Jennifer Barrett is the senior editor for Drug Topics® and Total Pharmacy®.
A recent analysis showed a surge in prescription fills for hydroxychloroquine/chloroquine, likely due to off-label prescribing for coronavirus disease 2019.
A recent analysis showed a surge in prescription fills for hydroxychloroquine/chloroquine, likely due to off-label prescribing for coronavirus disease 2019 (COVID-19).
For the study, which was published in JAMA, investigators analyzed prescription patterns of these therapies, along with other commonly used drugs for reference, in the United States amid the pandemic.
Using all-payer US pharmacy data from 58,332 chain, independent, and mail-order pharmacies, investigators examined prescription of hydroxychloroquine/chloroquine based on fill quantity.
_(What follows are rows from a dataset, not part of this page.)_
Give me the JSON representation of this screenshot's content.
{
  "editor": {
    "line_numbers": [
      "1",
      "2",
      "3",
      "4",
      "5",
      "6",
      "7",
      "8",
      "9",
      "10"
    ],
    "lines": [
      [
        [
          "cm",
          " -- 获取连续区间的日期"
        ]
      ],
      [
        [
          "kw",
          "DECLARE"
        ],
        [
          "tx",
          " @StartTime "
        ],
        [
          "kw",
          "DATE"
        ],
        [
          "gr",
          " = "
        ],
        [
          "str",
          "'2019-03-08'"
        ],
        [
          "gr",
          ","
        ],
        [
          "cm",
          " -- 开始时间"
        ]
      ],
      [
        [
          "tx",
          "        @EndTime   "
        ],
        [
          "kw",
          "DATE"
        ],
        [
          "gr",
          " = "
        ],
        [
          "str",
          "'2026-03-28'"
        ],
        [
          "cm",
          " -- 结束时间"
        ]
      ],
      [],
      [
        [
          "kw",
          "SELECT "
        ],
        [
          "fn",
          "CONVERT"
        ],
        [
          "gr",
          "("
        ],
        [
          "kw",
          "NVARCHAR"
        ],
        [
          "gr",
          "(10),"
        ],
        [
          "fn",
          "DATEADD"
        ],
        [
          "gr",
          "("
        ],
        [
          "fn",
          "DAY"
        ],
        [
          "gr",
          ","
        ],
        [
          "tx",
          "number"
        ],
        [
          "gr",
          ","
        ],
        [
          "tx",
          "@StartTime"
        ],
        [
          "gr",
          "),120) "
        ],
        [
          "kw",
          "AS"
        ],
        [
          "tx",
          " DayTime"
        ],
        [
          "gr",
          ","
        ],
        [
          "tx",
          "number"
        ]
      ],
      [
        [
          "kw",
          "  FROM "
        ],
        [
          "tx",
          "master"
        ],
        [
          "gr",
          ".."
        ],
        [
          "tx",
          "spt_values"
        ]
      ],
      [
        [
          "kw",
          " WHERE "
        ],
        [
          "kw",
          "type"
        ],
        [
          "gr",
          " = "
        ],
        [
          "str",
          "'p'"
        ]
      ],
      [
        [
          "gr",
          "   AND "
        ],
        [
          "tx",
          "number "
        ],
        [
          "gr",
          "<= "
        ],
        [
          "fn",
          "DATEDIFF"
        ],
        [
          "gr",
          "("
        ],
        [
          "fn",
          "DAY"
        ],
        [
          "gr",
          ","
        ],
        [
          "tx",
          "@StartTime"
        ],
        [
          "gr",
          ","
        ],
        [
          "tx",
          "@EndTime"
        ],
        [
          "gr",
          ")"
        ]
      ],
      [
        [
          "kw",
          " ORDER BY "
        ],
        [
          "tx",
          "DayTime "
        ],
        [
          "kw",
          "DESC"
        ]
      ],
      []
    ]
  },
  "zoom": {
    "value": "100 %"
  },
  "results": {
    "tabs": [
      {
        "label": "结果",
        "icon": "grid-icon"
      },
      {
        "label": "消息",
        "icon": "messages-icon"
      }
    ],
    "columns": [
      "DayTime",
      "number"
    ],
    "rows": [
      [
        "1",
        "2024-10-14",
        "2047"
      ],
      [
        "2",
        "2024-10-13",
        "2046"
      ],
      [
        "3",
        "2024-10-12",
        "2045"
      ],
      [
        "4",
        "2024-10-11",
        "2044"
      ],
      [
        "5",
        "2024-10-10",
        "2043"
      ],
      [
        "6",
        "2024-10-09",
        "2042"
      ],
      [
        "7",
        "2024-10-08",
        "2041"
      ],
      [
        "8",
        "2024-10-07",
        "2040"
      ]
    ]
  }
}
Pharmacy claims were assigned weights to match prescription data from the Medical Expenditures Panel Survey 2015-2017 to generate national estimates. Estimates were scaled to total retail prescription drug fills in 2019 to obtain weekly fill estimates at the drug level.
According to the findings, during the week of March 15 to 21, 2020 hydroxychloroquine/chloroquine fills increased by 1977%, from 2208 in 2019 to 45858 prescriptions, for fewer than 28 tablet fills; 179% for 28 to 60 tablet fills, from 70,472 to 196,606; and 182.1% for more than 60 tablet fills, from 44,245 to 124,833 prescriptions. Fills for all drugs, except for amoxicillin and hydrocodone-acetaminophen, peaked during this time period, followed by subsequent declines, according to the study.
At the end of the study, these increase remained sustained for fewer than 28 tablets filled and 28 to 60 tablets filled, whereas more than 60 tablet fills were below 2019 estimates, the investigators noted.
Overall, during the 10-week period in 2020 compared with 2019, there were 483,425 excess fills of hydroxychloroquine/chloroquine.
The sharpest declines in the study were noted for:
However, cardiometabolic therapies appeared to remain stable or decline slightly, including for amolidipine (-9.2%), atorvastatin (-9.1%), lisinopril (15.3%), and losartan (+1.7%), compared with 2018.
According to the investigators, the modest decline for most common long-term therapies after peak may be linked to reduced contact with prescribing clinicians, restricted access to pharmacies, pharmacist rationing, loss of insurance, or replete supplies from early stockpiling.
The investigators wrote that the surge in prescriptions corresponds to a previously reported spike in internet searches for purchasing hydroxychloroquine/chloroquine. “There was a subsequent reduction in longer-term prescription fills, which could indicate decreased availability for patients with systemic lupus erythematosus and rheumatoid arthritis,” they wrote in the study.
Overall, they reported that “these observed patterns appear to be in keeping with drug shortages of hydroxychloroquine reported to the [FDA] starting March 31.”
The investigators concluded that methods to safeguard patients against overprescription and drug shortages during the pandemic are needed.